■ EXERCISE REQUIREMENTS: Set down the data below in full and exactly, minus the pictures.

■ DATA SHOWN:
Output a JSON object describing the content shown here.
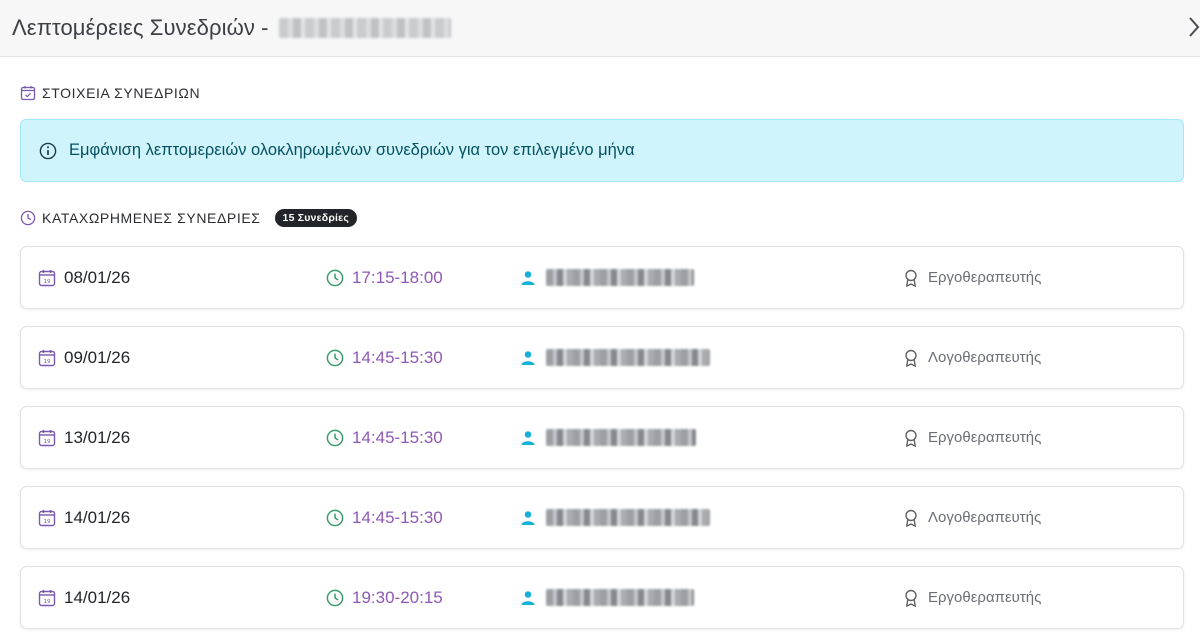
{
  "header": {
    "title": "Λεπτομέρειες Συνεδριών -"
  },
  "details_section": {
    "heading": "ΣΤΟΙΧΕΙΑ ΣΥΝΕΔΡΙΩΝ",
    "info_text": "Εμφάνιση λεπτομερειών ολοκληρωμένων συνεδριών για τον επιλεγμένο μήνα"
  },
  "sessions_section": {
    "heading": "ΚΑΤΑΧΩΡΗΜΕΝΕΣ ΣΥΝΕΔΡΙΕΣ",
    "count_badge": "15 Συνεδρίες"
  },
  "sessions": [
    {
      "date": "08/01/26",
      "time": "17:15-18:00",
      "role": "Εργοθεραπευτής"
    },
    {
      "date": "09/01/26",
      "time": "14:45-15:30",
      "role": "Λογοθεραπευτής"
    },
    {
      "date": "13/01/26",
      "time": "14:45-15:30",
      "role": "Εργοθεραπευτής"
    },
    {
      "date": "14/01/26",
      "time": "14:45-15:30",
      "role": "Λογοθεραπευτής"
    },
    {
      "date": "14/01/26",
      "time": "19:30-20:15",
      "role": "Εργοθεραπευτής"
    }
  ],
  "colors": {
    "accent_purple": "#8e59b6",
    "clock_green": "#3a9b6a",
    "person_cyan": "#17b3d6",
    "alert_bg": "#cff4fc",
    "alert_text": "#055160"
  }
}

■ SOLUTION BELOW:
Output a JSON object describing the content shown here.
{
  "header": {
    "title": "Λεπτομέρειες Συνεδριών -"
  },
  "details_section": {
    "heading": "ΣΤΟΙΧΕΙΑ ΣΥΝΕΔΡΙΩΝ",
    "info_text": "Εμφάνιση λεπτομερειών ολοκληρωμένων συνεδριών για τον επιλεγμένο μήνα"
  },
  "sessions_section": {
    "heading": "ΚΑΤΑΧΩΡΗΜΕΝΕΣ ΣΥΝΕΔΡΙΕΣ",
    "count_badge": "15 Συνεδρίες"
  },
  "sessions": [
    {
      "date": "08/01/26",
      "time": "17:15-18:00",
      "role": "Εργοθεραπευτής"
    },
    {
      "date": "09/01/26",
      "time": "14:45-15:30",
      "role": "Λογοθεραπευτής"
    },
    {
      "date": "13/01/26",
      "time": "14:45-15:30",
      "role": "Εργοθεραπευτής"
    },
    {
      "date": "14/01/26",
      "time": "14:45-15:30",
      "role": "Λογοθεραπευτής"
    },
    {
      "date": "14/01/26",
      "time": "19:30-20:15",
      "role": "Εργοθεραπευτής"
    }
  ],
  "colors": {
    "accent_purple": "#8e59b6",
    "clock_green": "#3a9b6a",
    "person_cyan": "#17b3d6",
    "alert_bg": "#cff4fc",
    "alert_text": "#055160"
  }
}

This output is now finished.